TASK STATEMENT.
How many lines of the entries below include the word "from"? Answer with the number alone.

DATA EXTRACTS.
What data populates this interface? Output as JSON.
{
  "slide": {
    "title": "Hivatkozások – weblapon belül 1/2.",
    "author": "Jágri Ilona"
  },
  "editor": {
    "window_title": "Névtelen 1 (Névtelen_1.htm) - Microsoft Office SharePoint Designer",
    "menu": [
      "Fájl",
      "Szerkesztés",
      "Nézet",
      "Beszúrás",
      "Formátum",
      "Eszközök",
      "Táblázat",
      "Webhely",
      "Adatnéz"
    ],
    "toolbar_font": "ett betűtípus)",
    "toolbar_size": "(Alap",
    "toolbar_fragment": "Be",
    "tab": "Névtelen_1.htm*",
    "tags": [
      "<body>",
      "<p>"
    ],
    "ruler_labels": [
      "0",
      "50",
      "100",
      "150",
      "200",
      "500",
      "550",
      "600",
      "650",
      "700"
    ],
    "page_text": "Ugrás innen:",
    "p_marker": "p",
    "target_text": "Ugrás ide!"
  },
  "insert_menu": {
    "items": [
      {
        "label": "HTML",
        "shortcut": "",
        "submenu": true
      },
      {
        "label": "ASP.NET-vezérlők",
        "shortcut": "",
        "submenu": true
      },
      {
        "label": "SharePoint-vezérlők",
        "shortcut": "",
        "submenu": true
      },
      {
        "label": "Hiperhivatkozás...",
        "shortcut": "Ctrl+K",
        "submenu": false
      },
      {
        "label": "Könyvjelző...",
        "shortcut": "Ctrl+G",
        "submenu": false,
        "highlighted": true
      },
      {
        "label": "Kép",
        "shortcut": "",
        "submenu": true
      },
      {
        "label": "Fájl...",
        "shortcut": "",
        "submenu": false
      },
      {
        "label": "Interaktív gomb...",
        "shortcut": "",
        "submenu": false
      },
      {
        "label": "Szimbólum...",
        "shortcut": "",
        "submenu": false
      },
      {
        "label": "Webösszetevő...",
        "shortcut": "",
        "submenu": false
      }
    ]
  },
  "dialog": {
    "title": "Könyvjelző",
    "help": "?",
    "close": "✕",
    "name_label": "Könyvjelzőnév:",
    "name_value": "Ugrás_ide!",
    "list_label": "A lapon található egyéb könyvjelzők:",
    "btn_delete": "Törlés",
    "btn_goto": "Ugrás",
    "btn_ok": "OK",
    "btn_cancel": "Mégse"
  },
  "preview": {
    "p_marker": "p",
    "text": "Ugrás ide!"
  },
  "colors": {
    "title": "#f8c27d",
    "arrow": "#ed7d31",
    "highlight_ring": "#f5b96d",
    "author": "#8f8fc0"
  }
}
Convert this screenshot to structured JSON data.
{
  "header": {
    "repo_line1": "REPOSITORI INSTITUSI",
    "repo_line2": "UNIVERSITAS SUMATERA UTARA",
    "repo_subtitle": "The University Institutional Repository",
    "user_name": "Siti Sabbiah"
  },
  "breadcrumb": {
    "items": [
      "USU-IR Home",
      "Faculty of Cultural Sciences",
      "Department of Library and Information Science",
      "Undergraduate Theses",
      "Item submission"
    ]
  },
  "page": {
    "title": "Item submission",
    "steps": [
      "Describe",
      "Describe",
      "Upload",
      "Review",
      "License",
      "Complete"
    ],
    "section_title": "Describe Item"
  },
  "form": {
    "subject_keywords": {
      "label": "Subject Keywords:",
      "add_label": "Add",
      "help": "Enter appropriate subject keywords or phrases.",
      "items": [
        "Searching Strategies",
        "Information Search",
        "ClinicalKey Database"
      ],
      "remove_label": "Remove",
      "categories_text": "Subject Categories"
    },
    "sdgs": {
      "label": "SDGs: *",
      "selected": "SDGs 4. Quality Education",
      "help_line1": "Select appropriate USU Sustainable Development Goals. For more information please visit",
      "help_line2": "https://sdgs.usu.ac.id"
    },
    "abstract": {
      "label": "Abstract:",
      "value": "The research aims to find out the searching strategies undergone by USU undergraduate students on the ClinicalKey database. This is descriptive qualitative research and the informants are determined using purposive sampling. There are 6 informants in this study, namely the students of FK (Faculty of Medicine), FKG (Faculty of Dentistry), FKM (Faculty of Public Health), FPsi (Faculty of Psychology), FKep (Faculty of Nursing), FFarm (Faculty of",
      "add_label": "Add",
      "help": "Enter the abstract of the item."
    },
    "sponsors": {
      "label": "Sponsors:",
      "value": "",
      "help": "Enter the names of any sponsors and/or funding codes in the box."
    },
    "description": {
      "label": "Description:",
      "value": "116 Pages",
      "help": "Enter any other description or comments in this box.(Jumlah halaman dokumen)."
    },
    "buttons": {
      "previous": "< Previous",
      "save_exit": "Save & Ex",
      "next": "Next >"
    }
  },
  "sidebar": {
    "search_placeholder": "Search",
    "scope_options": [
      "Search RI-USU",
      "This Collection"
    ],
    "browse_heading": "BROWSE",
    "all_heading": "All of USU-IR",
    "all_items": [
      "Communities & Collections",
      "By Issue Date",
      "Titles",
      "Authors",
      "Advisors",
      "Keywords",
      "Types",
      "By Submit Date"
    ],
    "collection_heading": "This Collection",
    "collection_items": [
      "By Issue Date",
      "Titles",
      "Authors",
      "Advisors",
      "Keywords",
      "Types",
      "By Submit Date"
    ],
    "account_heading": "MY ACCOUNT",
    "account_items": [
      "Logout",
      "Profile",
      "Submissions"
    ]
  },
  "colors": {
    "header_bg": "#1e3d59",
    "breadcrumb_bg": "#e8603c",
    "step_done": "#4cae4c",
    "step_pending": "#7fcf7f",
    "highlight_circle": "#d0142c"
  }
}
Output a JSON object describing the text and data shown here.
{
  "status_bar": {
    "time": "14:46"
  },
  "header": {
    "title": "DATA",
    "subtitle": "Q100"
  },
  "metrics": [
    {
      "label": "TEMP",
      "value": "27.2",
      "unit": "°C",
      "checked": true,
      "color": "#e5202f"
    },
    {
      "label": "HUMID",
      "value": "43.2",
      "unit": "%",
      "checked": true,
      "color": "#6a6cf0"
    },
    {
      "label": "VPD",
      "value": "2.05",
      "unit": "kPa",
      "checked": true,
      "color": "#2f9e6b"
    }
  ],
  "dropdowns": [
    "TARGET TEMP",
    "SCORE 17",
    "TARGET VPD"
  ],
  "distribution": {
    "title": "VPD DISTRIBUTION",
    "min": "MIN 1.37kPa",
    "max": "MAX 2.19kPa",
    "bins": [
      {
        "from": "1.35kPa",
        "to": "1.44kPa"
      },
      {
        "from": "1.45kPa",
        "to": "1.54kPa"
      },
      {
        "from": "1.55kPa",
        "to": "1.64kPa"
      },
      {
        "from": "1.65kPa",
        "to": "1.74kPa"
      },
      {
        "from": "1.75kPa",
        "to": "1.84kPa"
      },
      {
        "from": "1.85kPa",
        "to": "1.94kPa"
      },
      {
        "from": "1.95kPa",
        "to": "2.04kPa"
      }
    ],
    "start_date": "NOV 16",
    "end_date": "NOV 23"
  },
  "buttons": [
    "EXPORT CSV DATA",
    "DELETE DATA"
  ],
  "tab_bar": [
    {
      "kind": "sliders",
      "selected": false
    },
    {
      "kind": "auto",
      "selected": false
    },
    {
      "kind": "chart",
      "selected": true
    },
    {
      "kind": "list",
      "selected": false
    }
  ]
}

EXERCISE ANSWER.
7